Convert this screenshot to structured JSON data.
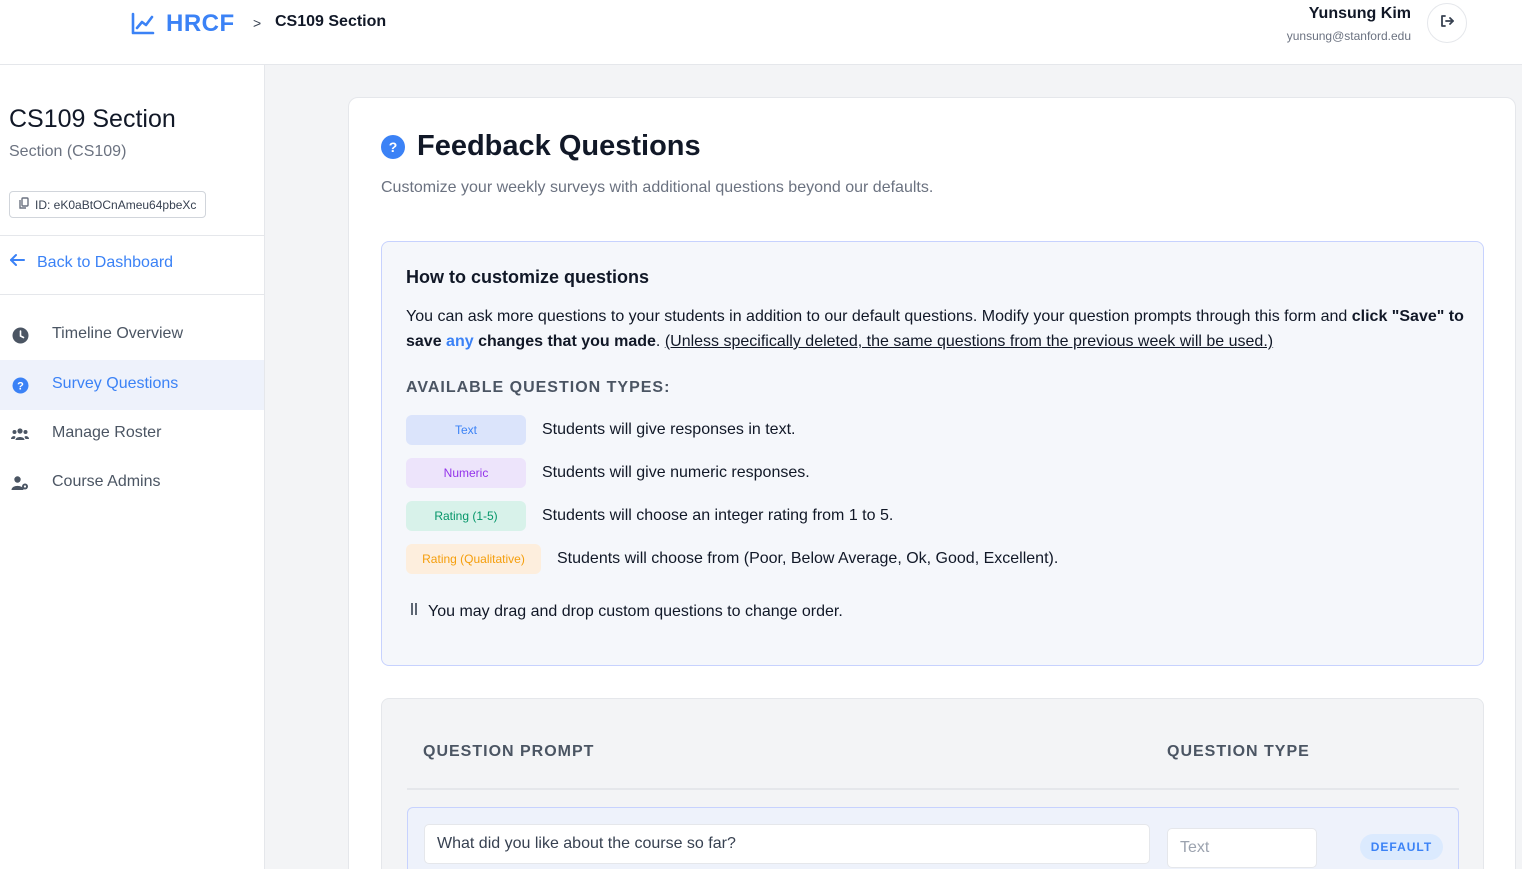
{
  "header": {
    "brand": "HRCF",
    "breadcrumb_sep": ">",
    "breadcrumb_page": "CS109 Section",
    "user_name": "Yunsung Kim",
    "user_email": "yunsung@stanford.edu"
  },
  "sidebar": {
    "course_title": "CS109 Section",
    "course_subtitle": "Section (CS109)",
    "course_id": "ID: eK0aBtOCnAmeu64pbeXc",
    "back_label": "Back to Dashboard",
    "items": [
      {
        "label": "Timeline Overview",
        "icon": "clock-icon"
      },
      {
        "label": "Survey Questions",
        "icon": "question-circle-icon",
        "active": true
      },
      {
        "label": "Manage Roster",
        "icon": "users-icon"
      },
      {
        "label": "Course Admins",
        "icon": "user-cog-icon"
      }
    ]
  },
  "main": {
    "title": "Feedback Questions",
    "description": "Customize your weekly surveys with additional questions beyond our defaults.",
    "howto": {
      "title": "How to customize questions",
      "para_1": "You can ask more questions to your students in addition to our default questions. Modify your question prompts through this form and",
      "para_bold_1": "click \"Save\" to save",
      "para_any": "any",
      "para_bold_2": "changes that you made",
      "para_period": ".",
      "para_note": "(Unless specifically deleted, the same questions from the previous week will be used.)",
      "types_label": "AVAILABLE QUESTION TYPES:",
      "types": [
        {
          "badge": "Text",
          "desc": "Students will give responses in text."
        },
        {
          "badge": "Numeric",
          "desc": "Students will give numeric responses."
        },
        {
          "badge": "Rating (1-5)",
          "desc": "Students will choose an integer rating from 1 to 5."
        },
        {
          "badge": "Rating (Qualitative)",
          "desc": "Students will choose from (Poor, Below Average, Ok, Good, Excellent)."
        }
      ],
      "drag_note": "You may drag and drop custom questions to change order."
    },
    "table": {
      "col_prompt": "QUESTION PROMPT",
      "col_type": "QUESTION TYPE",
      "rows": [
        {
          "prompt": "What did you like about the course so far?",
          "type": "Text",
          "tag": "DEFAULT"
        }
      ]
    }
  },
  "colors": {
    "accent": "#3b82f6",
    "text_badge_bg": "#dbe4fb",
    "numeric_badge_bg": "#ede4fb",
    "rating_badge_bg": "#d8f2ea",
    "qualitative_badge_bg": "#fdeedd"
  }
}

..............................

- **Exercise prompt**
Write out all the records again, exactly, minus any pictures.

- **Answer space**
Convert this screenshot to structured JSON data.
{
  "header": {
    "brand": "HRCF",
    "breadcrumb_sep": ">",
    "breadcrumb_page": "CS109 Section",
    "user_name": "Yunsung Kim",
    "user_email": "yunsung@stanford.edu"
  },
  "sidebar": {
    "course_title": "CS109 Section",
    "course_subtitle": "Section (CS109)",
    "course_id": "ID: eK0aBtOCnAmeu64pbeXc",
    "back_label": "Back to Dashboard",
    "items": [
      {
        "label": "Timeline Overview",
        "icon": "clock-icon"
      },
      {
        "label": "Survey Questions",
        "icon": "question-circle-icon",
        "active": true
      },
      {
        "label": "Manage Roster",
        "icon": "users-icon"
      },
      {
        "label": "Course Admins",
        "icon": "user-cog-icon"
      }
    ]
  },
  "main": {
    "title": "Feedback Questions",
    "description": "Customize your weekly surveys with additional questions beyond our defaults.",
    "howto": {
      "title": "How to customize questions",
      "para_1": "You can ask more questions to your students in addition to our default questions. Modify your question prompts through this form and",
      "para_bold_1": "click \"Save\" to save",
      "para_any": "any",
      "para_bold_2": "changes that you made",
      "para_period": ".",
      "para_note": "(Unless specifically deleted, the same questions from the previous week will be used.)",
      "types_label": "AVAILABLE QUESTION TYPES:",
      "types": [
        {
          "badge": "Text",
          "desc": "Students will give responses in text."
        },
        {
          "badge": "Numeric",
          "desc": "Students will give numeric responses."
        },
        {
          "badge": "Rating (1-5)",
          "desc": "Students will choose an integer rating from 1 to 5."
        },
        {
          "badge": "Rating (Qualitative)",
          "desc": "Students will choose from (Poor, Below Average, Ok, Good, Excellent)."
        }
      ],
      "drag_note": "You may drag and drop custom questions to change order."
    },
    "table": {
      "col_prompt": "QUESTION PROMPT",
      "col_type": "QUESTION TYPE",
      "rows": [
        {
          "prompt": "What did you like about the course so far?",
          "type": "Text",
          "tag": "DEFAULT"
        }
      ]
    }
  },
  "colors": {
    "accent": "#3b82f6",
    "text_badge_bg": "#dbe4fb",
    "numeric_badge_bg": "#ede4fb",
    "rating_badge_bg": "#d8f2ea",
    "qualitative_badge_bg": "#fdeedd"
  }
}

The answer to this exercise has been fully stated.